  • Build learning conversations in share circles.  Johnston says, "We develop a metalanguage for thinking about group processes and establishing their significance as something to attend to. (p. 107)"  Perhaps we could say:  "I learned ____ from ____ when they shared ____.,  I was able to think about ____ because I/we _____."
  • Help students to see the power of learning together.  Johnston says, "A group can have intelligence that can be more (or less) than the sum of its members' intelligence.
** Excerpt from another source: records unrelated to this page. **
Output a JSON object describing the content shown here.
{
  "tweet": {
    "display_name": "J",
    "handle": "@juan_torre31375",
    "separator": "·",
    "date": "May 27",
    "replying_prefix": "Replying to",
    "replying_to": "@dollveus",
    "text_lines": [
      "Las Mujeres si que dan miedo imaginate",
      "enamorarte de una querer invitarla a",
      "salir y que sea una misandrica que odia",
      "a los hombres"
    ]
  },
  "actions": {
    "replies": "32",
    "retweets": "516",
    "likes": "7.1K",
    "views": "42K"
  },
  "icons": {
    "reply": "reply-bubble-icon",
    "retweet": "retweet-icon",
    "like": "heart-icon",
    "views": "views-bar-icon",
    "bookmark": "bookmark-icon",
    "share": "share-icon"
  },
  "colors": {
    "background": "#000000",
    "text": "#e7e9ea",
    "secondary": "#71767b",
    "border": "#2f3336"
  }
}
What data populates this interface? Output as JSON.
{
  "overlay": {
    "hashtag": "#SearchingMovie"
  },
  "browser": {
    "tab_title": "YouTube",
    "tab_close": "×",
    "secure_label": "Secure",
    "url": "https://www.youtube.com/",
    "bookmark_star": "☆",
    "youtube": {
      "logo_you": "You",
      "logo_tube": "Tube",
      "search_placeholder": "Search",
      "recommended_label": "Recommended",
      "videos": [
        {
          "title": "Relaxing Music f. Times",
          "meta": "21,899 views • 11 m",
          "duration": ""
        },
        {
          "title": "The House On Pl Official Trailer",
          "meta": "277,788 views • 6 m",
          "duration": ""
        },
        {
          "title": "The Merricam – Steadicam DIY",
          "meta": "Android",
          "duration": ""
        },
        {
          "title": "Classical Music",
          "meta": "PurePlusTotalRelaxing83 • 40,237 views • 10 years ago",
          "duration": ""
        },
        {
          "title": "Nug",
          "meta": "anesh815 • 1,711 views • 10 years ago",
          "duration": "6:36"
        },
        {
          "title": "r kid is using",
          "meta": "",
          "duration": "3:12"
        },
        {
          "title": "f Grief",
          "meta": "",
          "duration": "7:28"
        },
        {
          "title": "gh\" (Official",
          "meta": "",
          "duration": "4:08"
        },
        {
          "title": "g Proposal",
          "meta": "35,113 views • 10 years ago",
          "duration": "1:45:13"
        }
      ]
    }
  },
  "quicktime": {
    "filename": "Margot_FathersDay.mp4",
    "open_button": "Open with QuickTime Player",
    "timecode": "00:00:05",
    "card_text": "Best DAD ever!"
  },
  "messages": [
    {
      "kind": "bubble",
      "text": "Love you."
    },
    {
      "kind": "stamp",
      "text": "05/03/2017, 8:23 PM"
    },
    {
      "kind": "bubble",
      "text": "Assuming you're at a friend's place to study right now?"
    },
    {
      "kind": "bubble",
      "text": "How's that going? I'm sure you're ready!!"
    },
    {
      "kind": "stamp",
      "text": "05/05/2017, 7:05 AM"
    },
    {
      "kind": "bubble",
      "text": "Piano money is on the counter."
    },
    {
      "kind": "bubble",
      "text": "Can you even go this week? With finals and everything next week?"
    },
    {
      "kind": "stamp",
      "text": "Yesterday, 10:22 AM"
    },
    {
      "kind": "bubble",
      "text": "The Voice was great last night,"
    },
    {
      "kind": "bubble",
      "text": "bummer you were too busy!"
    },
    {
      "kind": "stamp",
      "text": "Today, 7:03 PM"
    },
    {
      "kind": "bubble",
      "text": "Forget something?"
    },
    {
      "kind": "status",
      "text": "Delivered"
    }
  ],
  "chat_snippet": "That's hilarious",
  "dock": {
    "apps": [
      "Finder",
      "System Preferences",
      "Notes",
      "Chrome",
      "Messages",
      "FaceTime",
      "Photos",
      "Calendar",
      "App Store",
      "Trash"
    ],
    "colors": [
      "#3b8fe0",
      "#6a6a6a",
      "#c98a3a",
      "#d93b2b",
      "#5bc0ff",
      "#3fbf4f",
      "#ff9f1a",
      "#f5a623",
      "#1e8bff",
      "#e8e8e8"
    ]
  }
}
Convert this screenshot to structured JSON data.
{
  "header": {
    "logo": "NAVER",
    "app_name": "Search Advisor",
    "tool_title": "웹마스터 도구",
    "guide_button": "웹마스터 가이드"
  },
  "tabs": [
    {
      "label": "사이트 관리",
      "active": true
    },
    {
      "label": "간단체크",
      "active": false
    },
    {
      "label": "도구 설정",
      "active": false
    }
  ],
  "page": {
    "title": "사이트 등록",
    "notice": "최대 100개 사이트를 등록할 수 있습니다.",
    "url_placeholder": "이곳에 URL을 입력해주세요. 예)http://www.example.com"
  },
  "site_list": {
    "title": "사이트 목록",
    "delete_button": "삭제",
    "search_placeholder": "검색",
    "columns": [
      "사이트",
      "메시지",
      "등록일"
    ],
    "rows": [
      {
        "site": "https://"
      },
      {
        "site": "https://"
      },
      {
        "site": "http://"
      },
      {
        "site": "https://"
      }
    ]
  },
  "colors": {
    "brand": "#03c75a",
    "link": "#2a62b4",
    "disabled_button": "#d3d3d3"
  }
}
Group intelligence is related to...the average social sensitivity of the group and how evenly the group distributes conversational turns. (p. 96)"  Perhaps we could say: "____ tell ____ how you did that., When we started thinking we thought ____, but when we talked together we realized _____.,  Make sure each person has a chance to say something so that you're sure you don't miss different ways of thinking about it." 
  • Learn to recognize when our thinking is changed by someone else.  Johnston says, "Listening is the foundation of a conversation and it requires that we are open to the possibility of changing our thinking. (p. 102)"  Perhaps we could say:  "____ made me think about _____.,  When I heard _____ I thought _____.,  I never thought about it like that before."    
  • Know it's ok to disagree (and how to do that with kindness).  Johnston says, "We expect to have more interesting and powerful conversations when people bring different perspectives and when they disagree.  (p. 103)"  Perhaps we could say:  "Now I'm wondering...,  Could...., Do you think ____?,  What do you think about what ____ said?,  It looks like you might have another idea."
  • Learn to rephrase the thinking of friends:  This is likely going to be something I'm going to have to work to change.  Instead of rephrasing students' comments, have other learners talk about what they heard or find other ways to say the same thing.  Perhaps we could say:  "Can you explain what ____ said in another way _____?,  Would you tell _____ what ____ means?  Repeat what ____ said so we can think about it (p. 27)."
  • Develop skills to be flexible thinkers who build on the thinking of friends.  Johnston says, "They (students) understand that knowledge is constructed, that it is influenced by one's perspective and by different contexts, and that we should expect and value different perspectives because they help to expand our understanding." (p. 57) Perhaps we could say:  "Is there another way to do that?,  Is there a different way to think about that?"
  • Wonder together:  Johnston says, "It is the perception of uncertainty that enables dialogue." (p. 59)  I'm hoping we can set the tone to get comfortable with the unknown, the uncertain, and the unanswerable.  "I wonder..., What are you wondering?  When I heard ____ I wondered ____., I can't figure out ____, what do you think?"  
This is just my beginning thinking, and it may be a little soon to just put it out in the world.  Thankfully I know you will all consider it thoughtfully.  So what do you think?  Are there other aspects I should consider?  Different language?  Please leave your thoughts in the comment section.  

Picture Books
As I read Peter's book and visited blogs I began to consider picture books that might support the community conversations I have to have.  Here are two Listmania lists I have started thanks to this thinking and some of the posts from our #cyberPD community.  These are growing lists.  I can't wait to get into my classroom to get my hands on my picture books so I can add more titles.  Let me know, if you have titles to add.

Paired Readings/Professional Books for Continued Conversation

Event Links

A huge thank you to Laura Komos and Jill Fisch for helping to create such an amazing event.  Thanks to all of the #cyberPD community for sharing your thinking, making me reflect, creating new resources, and collaborating in this professional learning conversation.  I know I will be able to continue to count on all of you to help me in my learning journey.